»»

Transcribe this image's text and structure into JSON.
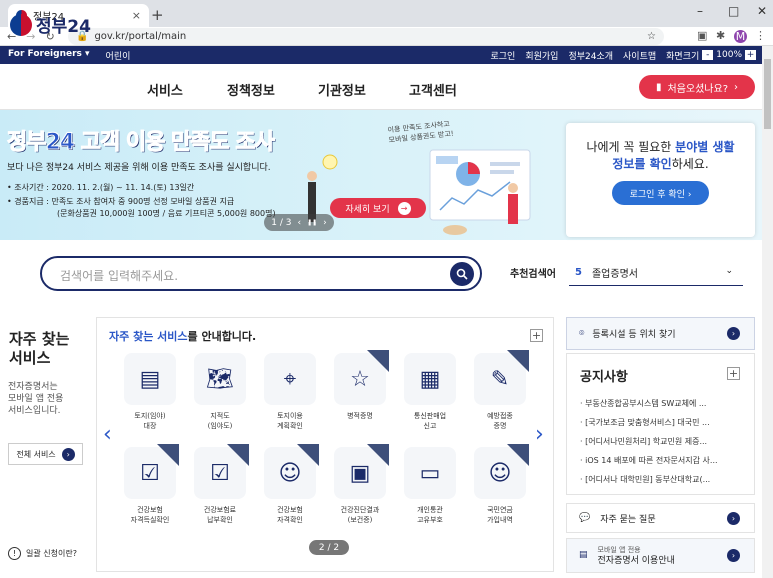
{
  "browser": {
    "tab_title": "정부24",
    "url": "gov.kr/portal/main",
    "avatar": "M",
    "new_tab": "+",
    "minimize": "–",
    "maximize": "□",
    "close": "✕",
    "tab_close": "×"
  },
  "util": {
    "foreigners": "For Foreigners ▾",
    "kids": "어린이",
    "links": [
      "로그인",
      "회원가입",
      "정부24소개",
      "사이트맵"
    ],
    "zoom_label": "화면크기",
    "zoom_value": "100%",
    "zoom_minus": "-",
    "zoom_plus": "+"
  },
  "gnb": {
    "logo": "정부24",
    "menus": [
      "서비스",
      "정책정보",
      "기관정보",
      "고객센터"
    ],
    "first_visit": "처음오셨나요?",
    "first_visit_arrow": "›"
  },
  "banner": {
    "title": "정부24 고객 이용 만족도 조사",
    "subtitle": "보다 나은 정부24 서비스 제공을 위해 이용 만족도 조사를 실시합니다.",
    "period": "• 조사기간 : 2020. 11. 2.(월) ~ 11. 14.(토) 13일간",
    "reward": "• 경품지급 : 만족도 조사 참여자 중 900명 선정 모바일 상품권 지급",
    "reward_detail": "(문화상품권 10,000원 100명 / 음료 기프티콘 5,000원 800명)",
    "hand_note_1": "이용 만족도 조사하고",
    "hand_note_2": "모바일 상품권도 받고!",
    "detail_button": "자세히 보기",
    "pager": "1 / 3",
    "pager_prev": "‹",
    "pager_pause": "❚❚",
    "pager_next": "›"
  },
  "login_card": {
    "line1_pre": "나에게 꼭 필요한 ",
    "line1_hl": "분야별 생활",
    "line2_hl": "정보를 확인",
    "line2_post": "하세요.",
    "button": "로그인 후 확인 ›"
  },
  "search": {
    "placeholder": "검색어를 입력해주세요.",
    "rec_label": "추천검색어",
    "rec_num": "5",
    "rec_term": "졸업증명서",
    "rec_chev": "⌄"
  },
  "left_panel": {
    "title_1": "자주 찾는",
    "title_2": "서비스",
    "desc_1": "전자증명서는",
    "desc_2": "모바일 앱 전용",
    "desc_3": "서비스입니다.",
    "all_button": "전체 서비스",
    "who_request": "일괄 신청이란?",
    "q": "!"
  },
  "center_panel": {
    "title_hl": "자주 찾는 서비스",
    "title_rest": "를 안내합니다.",
    "plus": "+",
    "prev": "‹",
    "next": "›",
    "pager": "2 / 2",
    "row1": [
      {
        "icon": "▤",
        "l1": "토지(임야)",
        "l2": "대장",
        "rib": false
      },
      {
        "icon": "🗺",
        "l1": "지적도",
        "l2": "(임야도)",
        "rib": false
      },
      {
        "icon": "⌖",
        "l1": "토지이용",
        "l2": "계획확인",
        "rib": false
      },
      {
        "icon": "☆",
        "l1": "병적증명",
        "l2": "",
        "rib": true
      },
      {
        "icon": "▦",
        "l1": "통신판매업",
        "l2": "신고",
        "rib": false
      },
      {
        "icon": "✎",
        "l1": "예방접종",
        "l2": "증명",
        "rib": true
      }
    ],
    "row2": [
      {
        "icon": "☑",
        "l1": "건강보험",
        "l2": "자격득실확인",
        "rib": true
      },
      {
        "icon": "☑",
        "l1": "건강보험료",
        "l2": "납부확인",
        "rib": true
      },
      {
        "icon": "☺",
        "l1": "건강보험",
        "l2": "자격확인",
        "rib": true
      },
      {
        "icon": "▣",
        "l1": "건강진단결과",
        "l2": "(보건증)",
        "rib": true
      },
      {
        "icon": "▭",
        "l1": "개인통관",
        "l2": "고유부호",
        "rib": false
      },
      {
        "icon": "☺",
        "l1": "국민연금",
        "l2": "가입내역",
        "rib": true
      }
    ]
  },
  "right": {
    "find_facility": "등록시설 등 위치 찾기",
    "notice_title": "공지사항",
    "notice_plus": "+",
    "notices": [
      "부동산종합공부시스템 SW교체에 ...",
      "[국가보조금 맞춤형서비스] 대국민 ...",
      "[어디서나민원처리] 학교민원 제증...",
      "iOS 14 배포에 따른 전자문서지갑 사...",
      "[어디서나 대학민원] 동부산대학교(..."
    ],
    "faq": "자주 묻는 질문",
    "mobile_1": "모바일 앱 전용",
    "mobile_2": "전자증명서 이용안내",
    "go": "›"
  },
  "colors": {
    "navy": "#1b2a68",
    "blue": "#2b57c7",
    "red": "#e3344a"
  }
}
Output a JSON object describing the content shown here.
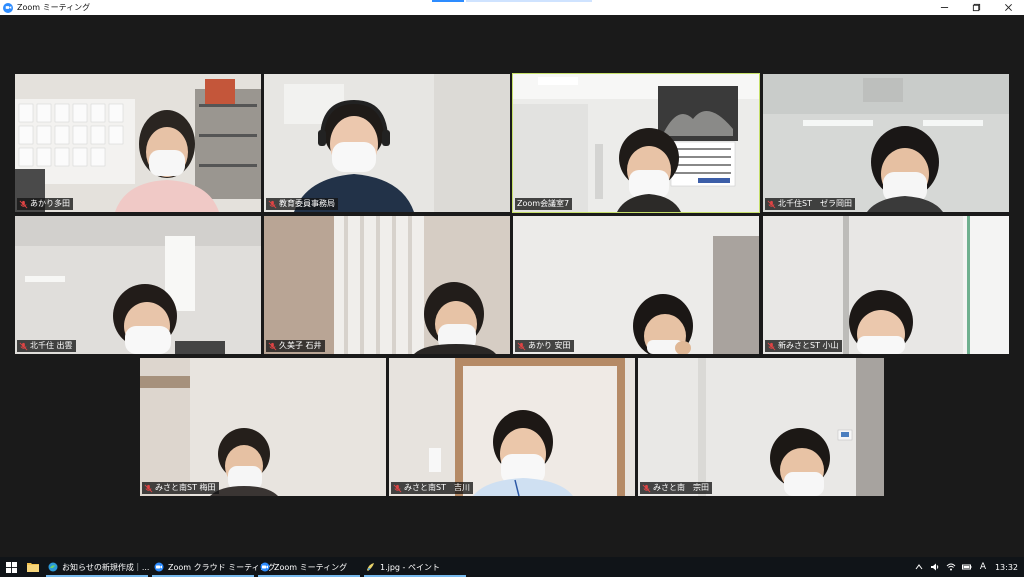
{
  "window": {
    "title": "Zoom ミーティング",
    "icon": "zoom-logo-icon",
    "controls": [
      "minimize-icon",
      "maximize-icon",
      "close-icon"
    ]
  },
  "participants": [
    {
      "name": "あかり多田",
      "active": false
    },
    {
      "name": "教育委員事務局",
      "active": false
    },
    {
      "name": "Zoom会議室7",
      "active": true
    },
    {
      "name": "北千住ST　ゼラ岡田",
      "active": false
    },
    {
      "name": "北千住 出雲",
      "active": false
    },
    {
      "name": "久美子 石井",
      "active": false
    },
    {
      "name": "あかり 安田",
      "active": false
    },
    {
      "name": "新みさとST 小山",
      "active": false
    },
    {
      "name": "みさと南ST 梅田",
      "active": false
    },
    {
      "name": "みさと南ST　吉川",
      "active": false
    },
    {
      "name": "みさと南　宗田",
      "active": false
    }
  ],
  "taskbar": {
    "items": [
      {
        "label": "お知らせの新規作成｜...",
        "icon": "edge-icon"
      },
      {
        "label": "Zoom クラウド ミーティング",
        "icon": "zoom-icon"
      },
      {
        "label": "Zoom ミーティング",
        "icon": "zoom-icon"
      },
      {
        "label": "1.jpg - ペイント",
        "icon": "paint-icon"
      }
    ],
    "ime": "A",
    "time": "13:32"
  }
}
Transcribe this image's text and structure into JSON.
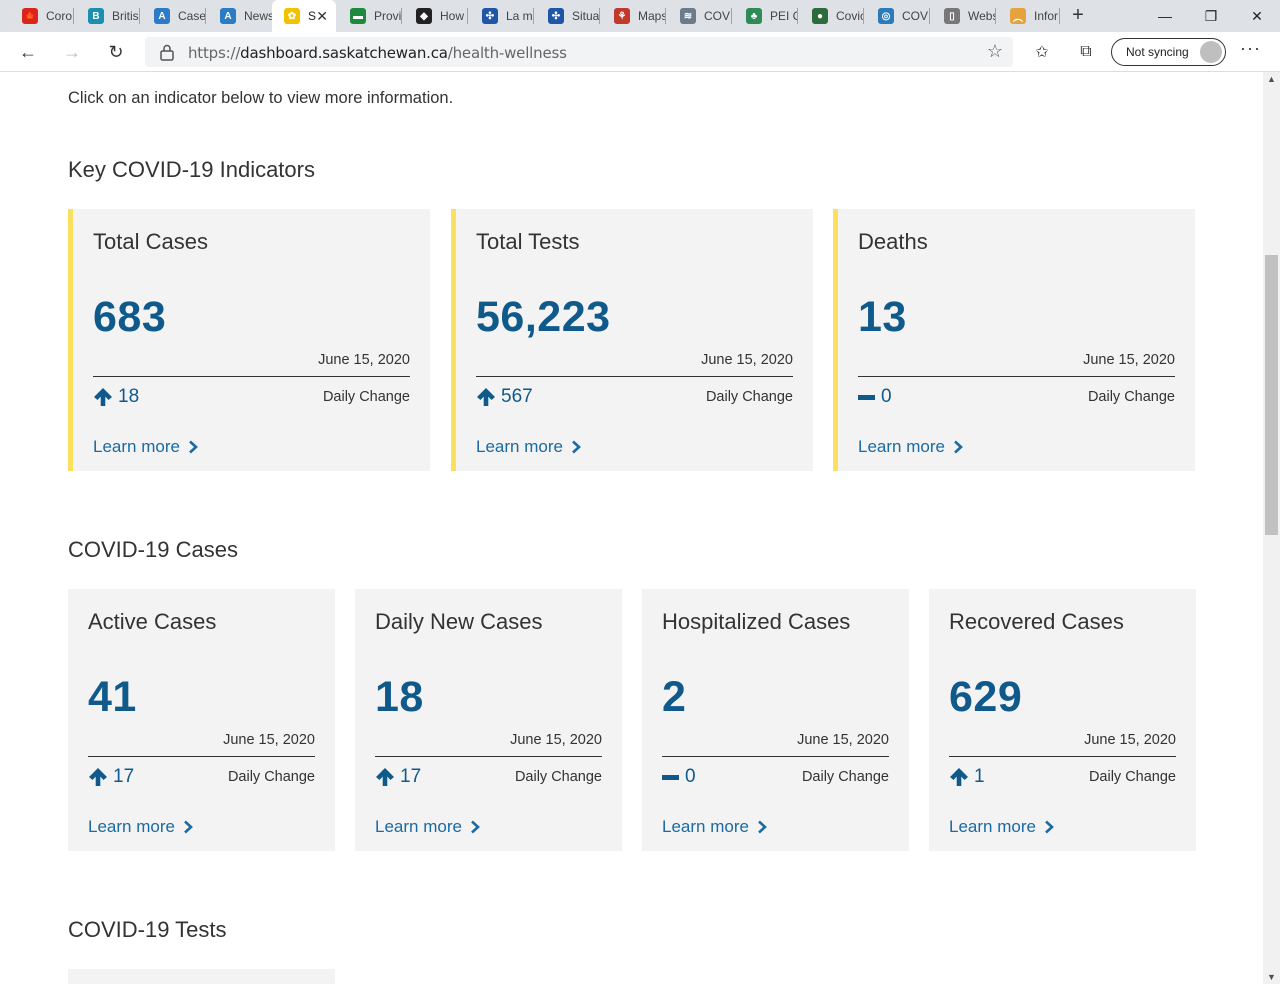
{
  "browser": {
    "tabs": [
      {
        "label": "Coro",
        "color": "#d9261c",
        "glyph": "🍁"
      },
      {
        "label": "Britis",
        "color": "#1a8fb0",
        "glyph": "B"
      },
      {
        "label": "Cases",
        "color": "#2a7cc7",
        "glyph": "A"
      },
      {
        "label": "News",
        "color": "#2a7cc7",
        "glyph": "A"
      },
      {
        "label": "S",
        "color": "#f2c200",
        "glyph": "✿",
        "active": true
      },
      {
        "label": "Provi",
        "color": "#1e8a3e",
        "glyph": "▬"
      },
      {
        "label": "How",
        "color": "#222222",
        "glyph": "◆"
      },
      {
        "label": "La m",
        "color": "#1f56a8",
        "glyph": "✣"
      },
      {
        "label": "Situa",
        "color": "#1f56a8",
        "glyph": "✣"
      },
      {
        "label": "Maps",
        "color": "#c0392b",
        "glyph": "⚘"
      },
      {
        "label": "COVI",
        "color": "#6a7b8c",
        "glyph": "≋"
      },
      {
        "label": "PEI C",
        "color": "#2e8b57",
        "glyph": "♣"
      },
      {
        "label": "Covic",
        "color": "#2d6b3c",
        "glyph": "●"
      },
      {
        "label": "COVI",
        "color": "#2c7ab8",
        "glyph": "◎"
      },
      {
        "label": "Webs",
        "color": "#777777",
        "glyph": "▯"
      },
      {
        "label": "Infor",
        "color": "#e6a23c",
        "glyph": "︵"
      }
    ],
    "url_prefix": "https://",
    "url_host": "dashboard.saskatchewan.ca",
    "url_path": "/health-wellness",
    "sync_label": "Not syncing"
  },
  "page": {
    "intro": "Click on an indicator below to view more information.",
    "sections": {
      "key_title": "Key COVID-19 Indicators",
      "cases_title": "COVID-19 Cases",
      "tests_title": "COVID-19 Tests"
    },
    "key_cards": [
      {
        "title": "Total Cases",
        "value": "683",
        "date": "June 15, 2020",
        "change": "18",
        "trend": "up",
        "daily_label": "Daily Change",
        "learn": "Learn more"
      },
      {
        "title": "Total Tests",
        "value": "56,223",
        "date": "June 15, 2020",
        "change": "567",
        "trend": "up",
        "daily_label": "Daily Change",
        "learn": "Learn more"
      },
      {
        "title": "Deaths",
        "value": "13",
        "date": "June 15, 2020",
        "change": "0",
        "trend": "flat",
        "daily_label": "Daily Change",
        "learn": "Learn more"
      }
    ],
    "case_cards": [
      {
        "title": "Active Cases",
        "value": "41",
        "date": "June 15, 2020",
        "change": "17",
        "trend": "up",
        "daily_label": "Daily Change",
        "learn": "Learn more"
      },
      {
        "title": "Daily New Cases",
        "value": "18",
        "date": "June 15, 2020",
        "change": "17",
        "trend": "up",
        "daily_label": "Daily Change",
        "learn": "Learn more"
      },
      {
        "title": "Hospitalized Cases",
        "value": "2",
        "date": "June 15, 2020",
        "change": "0",
        "trend": "flat",
        "daily_label": "Daily Change",
        "learn": "Learn more"
      },
      {
        "title": "Recovered Cases",
        "value": "629",
        "date": "June 15, 2020",
        "change": "1",
        "trend": "up",
        "daily_label": "Daily Change",
        "learn": "Learn more"
      }
    ]
  }
}
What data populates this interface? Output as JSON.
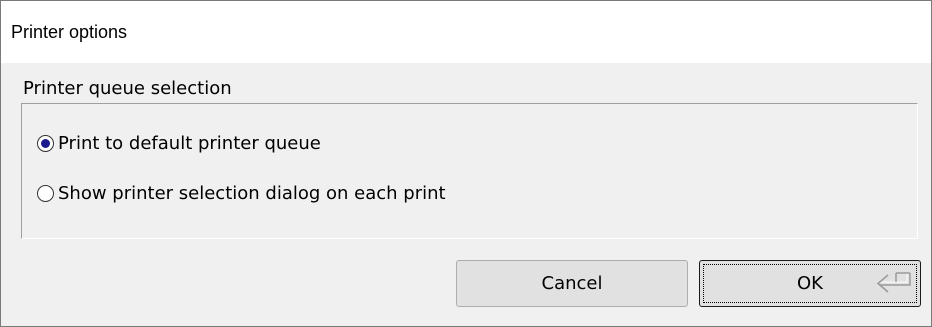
{
  "window": {
    "title": "Printer options"
  },
  "group": {
    "label": "Printer queue selection",
    "options": [
      {
        "label": "Print to default printer queue",
        "selected": true
      },
      {
        "label": "Show printer selection dialog on each print",
        "selected": false
      }
    ]
  },
  "buttons": {
    "cancel_label": "Cancel",
    "ok_label": "OK",
    "ok_icon": "enter-key-icon"
  },
  "colors": {
    "dialog_bg": "#f0f0f0",
    "titlebar_bg": "#ffffff",
    "radio_dot": "#1a1a8c",
    "button_bg": "#e1e1e1"
  }
}
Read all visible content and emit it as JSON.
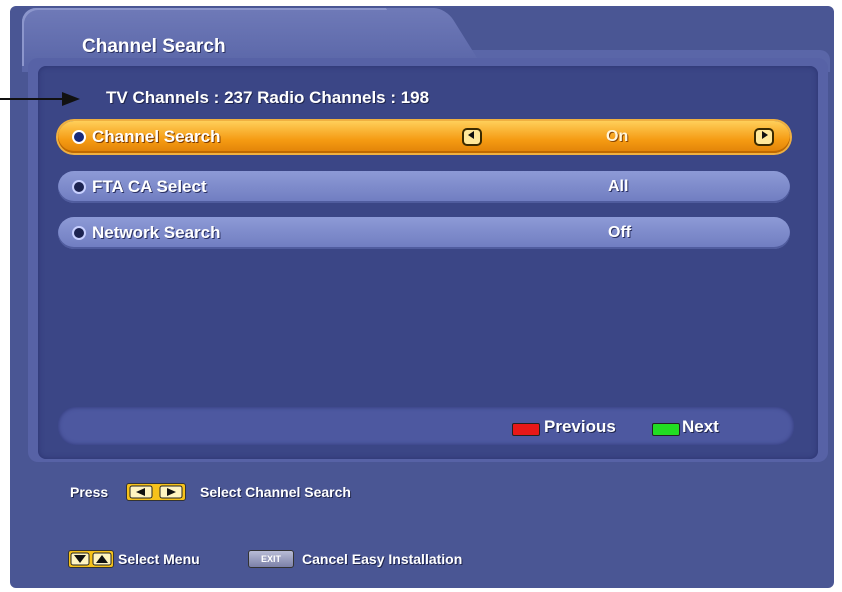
{
  "window": {
    "title": "Channel Search"
  },
  "header": {
    "counts_text": "TV Channels : 237  Radio Channels : 198"
  },
  "menu": {
    "items": [
      {
        "label": "Channel Search",
        "value": "On",
        "selected": true
      },
      {
        "label": "FTA CA Select",
        "value": "All",
        "selected": false
      },
      {
        "label": "Network Search",
        "value": "Off",
        "selected": false
      }
    ]
  },
  "nav": {
    "previous_label": "Previous",
    "next_label": "Next"
  },
  "help": {
    "press_label": "Press",
    "press_action": "Select Channel Search",
    "menu_action": "Select Menu",
    "exit_key": "EXIT",
    "exit_action": "Cancel Easy Installation"
  },
  "colors": {
    "background": "#4a5694",
    "selected_row": "#f59a12",
    "row": "#7f8ccc",
    "red_key": "#e81818",
    "green_key": "#22dd22",
    "yellow_key": "#f7c21a"
  },
  "icons": {
    "left": "left-arrow-icon",
    "right": "right-arrow-icon",
    "pointer": "arrow-pointer-icon"
  }
}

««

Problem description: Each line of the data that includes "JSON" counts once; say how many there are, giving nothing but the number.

Exercise response: 5